Horticulturists with Iowa State University Extension and Outreach provide information on when it is the best time to prune shrubs. To have additional questions answered, contact the ISU Hortline at 515-294-3108 or at email@example.com.
Spring-flowering shrubs, such as lilac and forsythia, bloom in spring on the growth of the previous season. The plant’s health or condition determines the best time to prune spring-flowering shrubs.
Neglected, overgrown spring-flowering shrubs often require extensive pruning to rejuvenate or renew the plants. The best time to rejuvenate large, overgrown shrubs is late winter or early spring, either March or early April. Heavy pruning in late winter or early spring will reduce or eliminate the flower display for two or three years. However, rejuvenation pruning will restore the health of the shrubs.
The best time to prune healthy, well-maintained spring-flowering shrubs is immediately after flowering. Healthy, well-maintained shrubs should require only light to moderate pruning. Pruning immediately after flowering allows gardeners to enjoy the spring flower display and provides adequate time for the shrubs to initiate new flower buds for next season.
Summer-flowering shrubs, such as potentilla, Japanese spirea and panicle hydrangea bloom in summer on the current year’s growth. Prune summer-flowering shrubs in late winter or early spring. The pruned shrubs will bloom in summer on the current season’s growth.
All shrubs flower. However, the flowers of some deciduous shrubs, such as winged euonymus (burning bush), alpine currant and fragrant sumac are small and inconspicuous. These shrubs possess attractive foliage, fruit, bark or some other ornamental feature. Prune shrubs with inconspicuous flowers in late winter or early spring before growth begins.
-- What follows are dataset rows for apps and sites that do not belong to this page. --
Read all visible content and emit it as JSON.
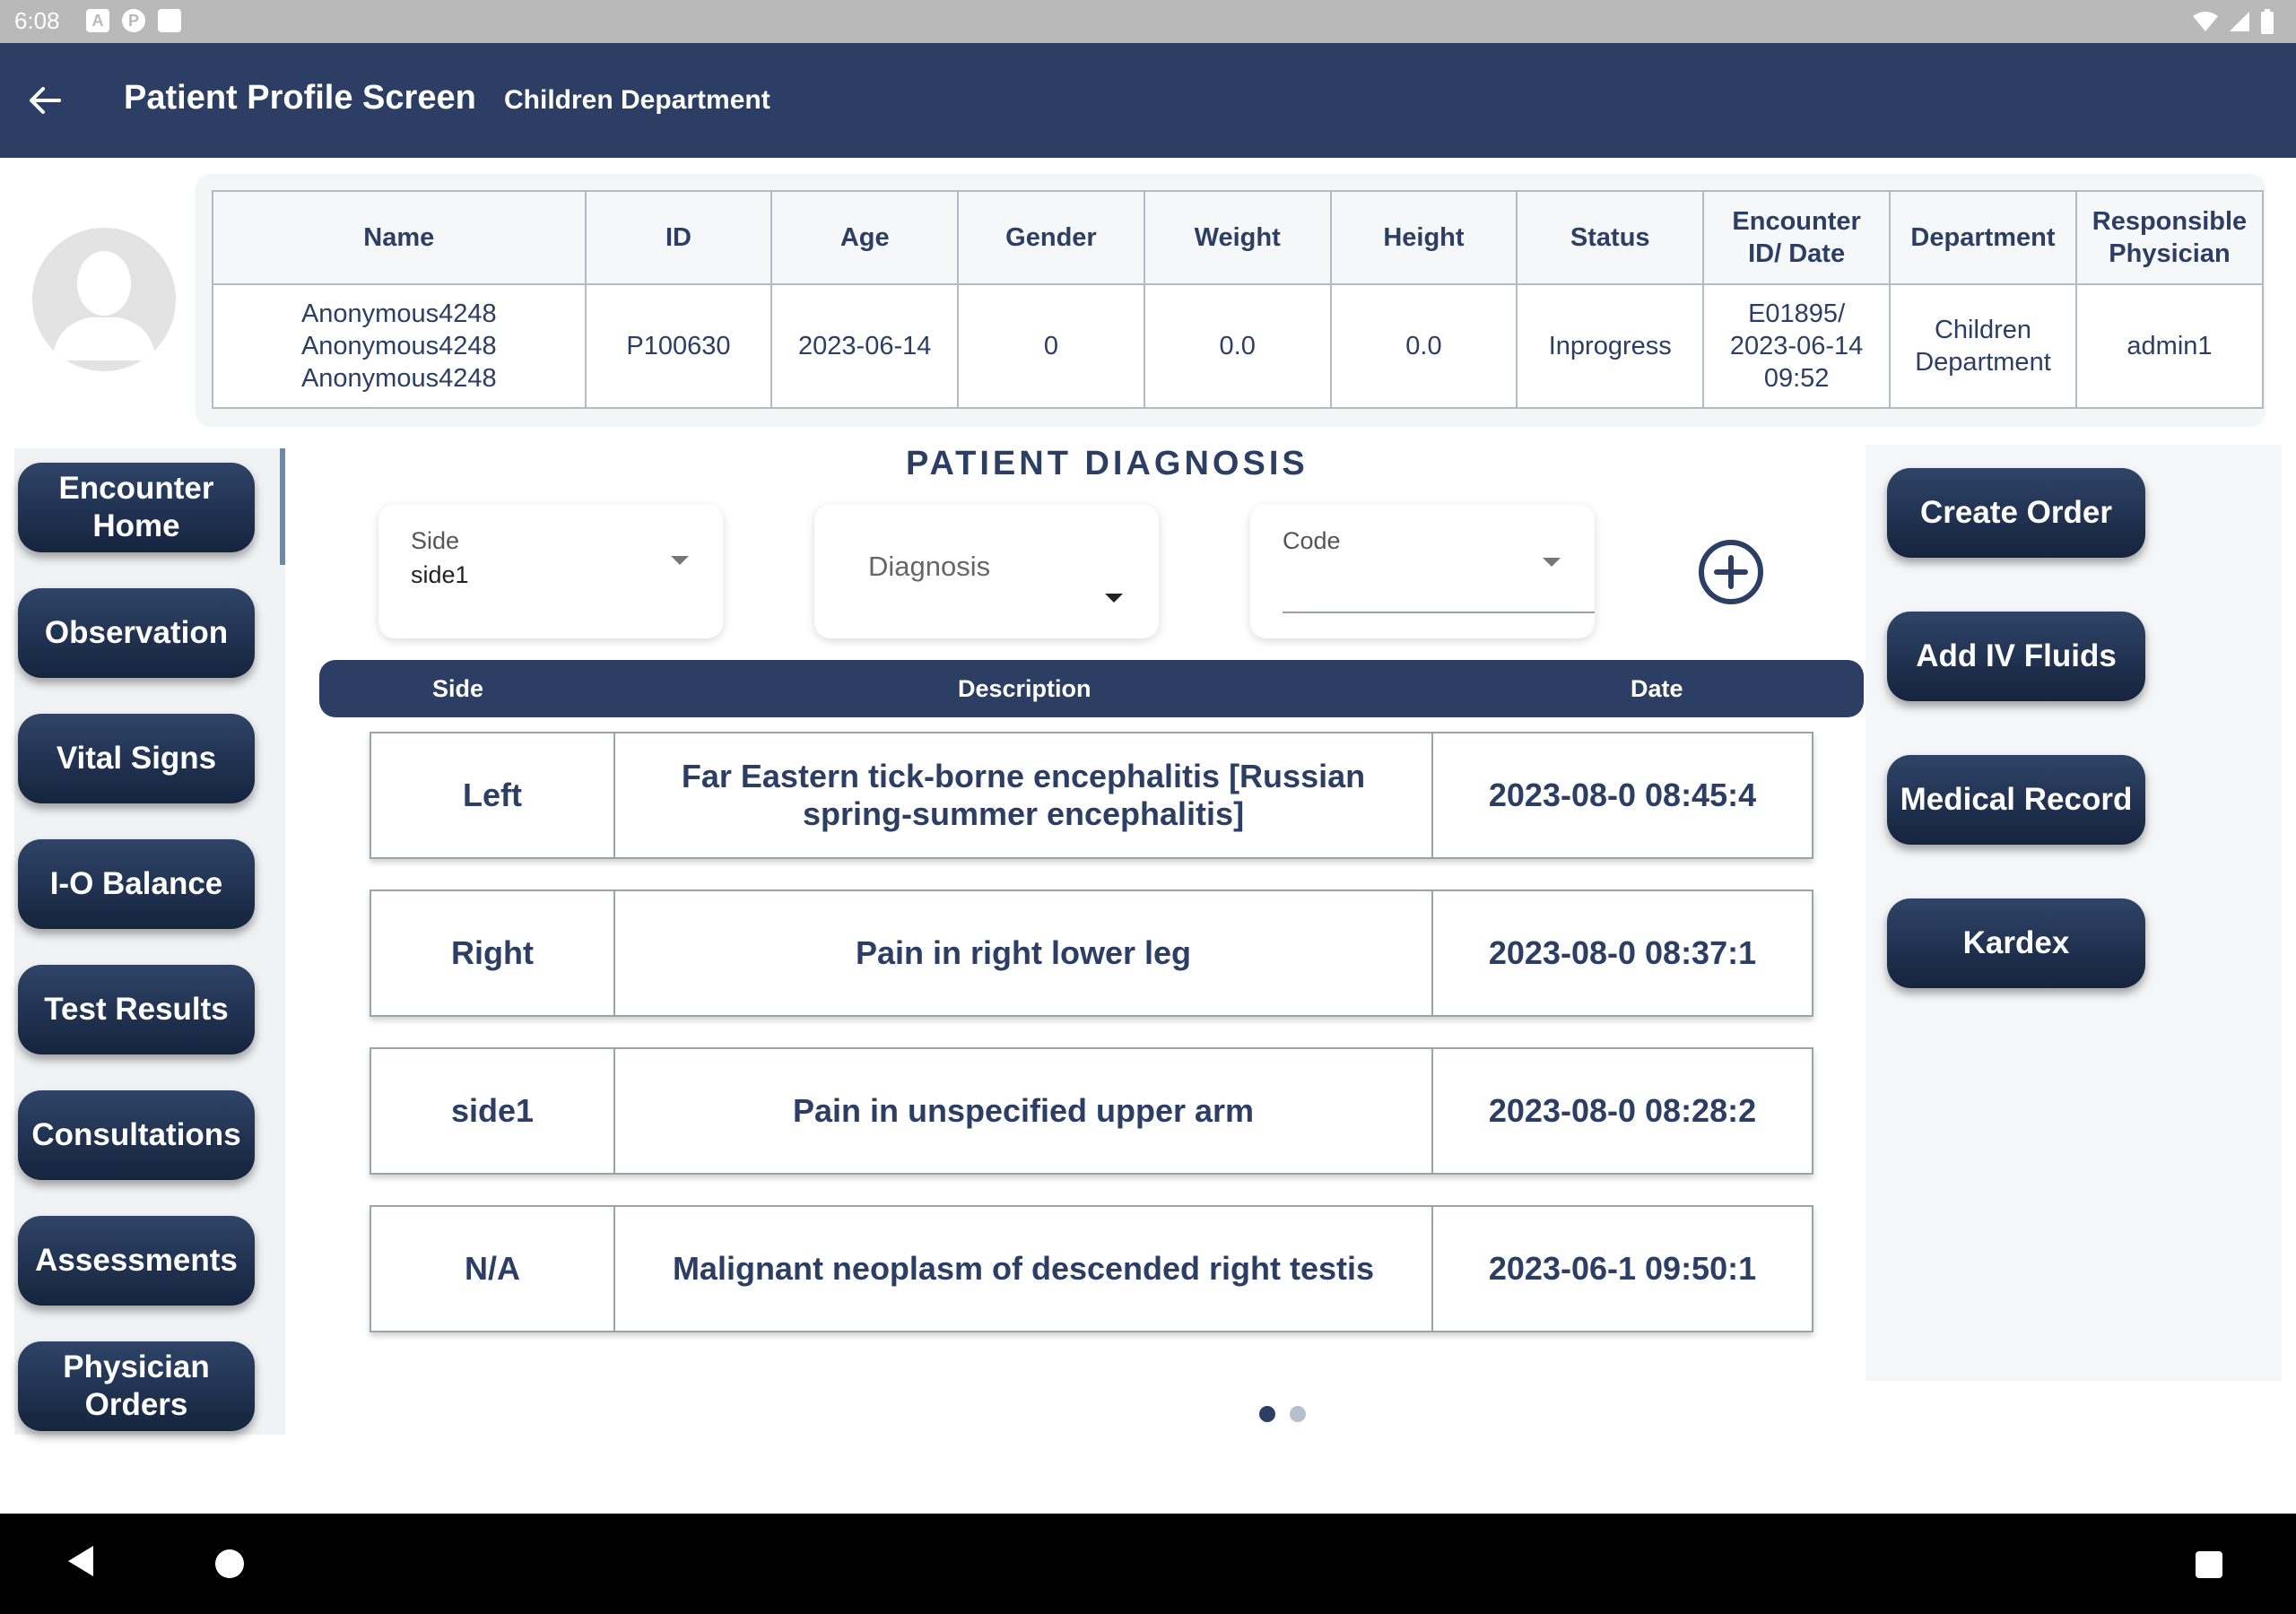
{
  "status_bar": {
    "time": "6:08",
    "icons": [
      "a-icon",
      "p-icon",
      "sd-card-icon"
    ],
    "right_icons": [
      "wifi-icon",
      "signal-icon",
      "battery-icon"
    ]
  },
  "app_bar": {
    "back_icon": "arrow-back-icon",
    "title": "Patient Profile Screen",
    "subtitle": "Children Department"
  },
  "patient_info": {
    "headers": [
      "Name",
      "ID",
      "Age",
      "Gender",
      "Weight",
      "Height",
      "Status",
      "Encounter ID/ Date",
      "Department",
      "Responsible Physician"
    ],
    "values": {
      "name": [
        "Anonymous4248",
        "Anonymous4248",
        "Anonymous4248"
      ],
      "id": "P100630",
      "age": "2023-06-14",
      "gender": "0",
      "weight": "0.0",
      "height": "0.0",
      "status": "Inprogress",
      "encounter": [
        "E01895/",
        "2023-06-14",
        "09:52"
      ],
      "department": [
        "Children",
        "Department"
      ],
      "physician": "admin1"
    }
  },
  "left_nav": {
    "items": [
      {
        "label": "Encounter Home",
        "active": true
      },
      {
        "label": "Observation"
      },
      {
        "label": "Vital Signs"
      },
      {
        "label": "I-O Balance"
      },
      {
        "label": "Test Results"
      },
      {
        "label": "Consultations"
      },
      {
        "label": "Assessments"
      },
      {
        "label": "Physician Orders"
      }
    ]
  },
  "diagnosis": {
    "title": "PATIENT DIAGNOSIS",
    "side_field": {
      "label": "Side",
      "value": "side1"
    },
    "diagnosis_field": {
      "placeholder": "Diagnosis"
    },
    "code_field": {
      "label": "Code",
      "value": ""
    },
    "add_icon": "plus-circle-icon",
    "columns": [
      "Side",
      "Description",
      "Date"
    ],
    "rows": [
      {
        "side": "Left",
        "description": "Far Eastern tick-borne encephalitis [Russian spring-summer encephalitis]",
        "date": "2023-08-0 08:45:4"
      },
      {
        "side": "Right",
        "description": "Pain in right lower leg",
        "date": "2023-08-0 08:37:1"
      },
      {
        "side": "side1",
        "description": "Pain in unspecified upper arm",
        "date": "2023-08-0 08:28:2"
      },
      {
        "side": "N/A",
        "description": "Malignant neoplasm of descended right testis",
        "date": "2023-06-1 09:50:1"
      }
    ],
    "page_indicator": {
      "pages": 2,
      "current": 1
    }
  },
  "right_actions": {
    "create_order": "Create Order",
    "add_iv_fluids": "Add IV Fluids",
    "medical_record": "Medical Record",
    "kardex": "Kardex"
  },
  "colors": {
    "primary": "#2c3e64",
    "button_dark": "#15243e",
    "status_bar": "#b9b9b9"
  }
}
Prune narrow-leaved evergreen shrubs, such as juniper and yew, in early April before new growth begins. Light pruning may also be done in mid-summer. Avoid pruning narrow-leaved evergreens in fall. Fall pruned shrubs are more susceptible to winter injury.